(WHAT IS BEING ASKED) Here is a listing. Set it down again exactly.

(DATA EXCERPTS)
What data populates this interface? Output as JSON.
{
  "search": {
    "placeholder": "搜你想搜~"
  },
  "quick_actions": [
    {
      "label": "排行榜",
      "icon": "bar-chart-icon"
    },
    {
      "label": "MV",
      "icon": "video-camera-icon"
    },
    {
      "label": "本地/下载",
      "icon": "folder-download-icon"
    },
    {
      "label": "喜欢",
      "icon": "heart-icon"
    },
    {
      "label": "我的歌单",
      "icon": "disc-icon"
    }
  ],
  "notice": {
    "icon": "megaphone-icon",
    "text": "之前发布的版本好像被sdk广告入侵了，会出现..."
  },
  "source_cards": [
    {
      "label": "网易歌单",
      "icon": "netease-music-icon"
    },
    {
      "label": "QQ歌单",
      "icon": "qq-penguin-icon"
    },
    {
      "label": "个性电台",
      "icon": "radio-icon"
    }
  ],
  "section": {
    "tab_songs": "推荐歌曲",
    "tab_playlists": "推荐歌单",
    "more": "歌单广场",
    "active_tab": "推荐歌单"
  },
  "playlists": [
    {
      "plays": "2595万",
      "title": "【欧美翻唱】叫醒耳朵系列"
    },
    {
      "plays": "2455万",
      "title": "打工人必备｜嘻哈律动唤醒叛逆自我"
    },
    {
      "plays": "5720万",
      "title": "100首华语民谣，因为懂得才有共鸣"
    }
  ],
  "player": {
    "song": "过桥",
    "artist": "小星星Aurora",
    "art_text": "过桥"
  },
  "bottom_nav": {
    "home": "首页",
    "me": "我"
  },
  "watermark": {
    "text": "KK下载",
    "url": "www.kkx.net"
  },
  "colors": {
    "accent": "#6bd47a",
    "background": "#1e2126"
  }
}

(SOLUTION BELOW)
What data populates this interface? Output as JSON.
{
  "search": {
    "placeholder": "搜你想搜~"
  },
  "quick_actions": [
    {
      "label": "排行榜",
      "icon": "bar-chart-icon"
    },
    {
      "label": "MV",
      "icon": "video-camera-icon"
    },
    {
      "label": "本地/下载",
      "icon": "folder-download-icon"
    },
    {
      "label": "喜欢",
      "icon": "heart-icon"
    },
    {
      "label": "我的歌单",
      "icon": "disc-icon"
    }
  ],
  "notice": {
    "icon": "megaphone-icon",
    "text": "之前发布的版本好像被sdk广告入侵了，会出现..."
  },
  "source_cards": [
    {
      "label": "网易歌单",
      "icon": "netease-music-icon"
    },
    {
      "label": "QQ歌单",
      "icon": "qq-penguin-icon"
    },
    {
      "label": "个性电台",
      "icon": "radio-icon"
    }
  ],
  "section": {
    "tab_songs": "推荐歌曲",
    "tab_playlists": "推荐歌单",
    "more": "歌单广场",
    "active_tab": "推荐歌单"
  },
  "playlists": [
    {
      "plays": "2595万",
      "title": "【欧美翻唱】叫醒耳朵系列"
    },
    {
      "plays": "2455万",
      "title": "打工人必备｜嘻哈律动唤醒叛逆自我"
    },
    {
      "plays": "5720万",
      "title": "100首华语民谣，因为懂得才有共鸣"
    }
  ],
  "player": {
    "song": "过桥",
    "artist": "小星星Aurora",
    "art_text": "过桥"
  },
  "bottom_nav": {
    "home": "首页",
    "me": "我"
  },
  "watermark": {
    "text": "KK下载",
    "url": "www.kkx.net"
  },
  "colors": {
    "accent": "#6bd47a",
    "background": "#1e2126"
  }
}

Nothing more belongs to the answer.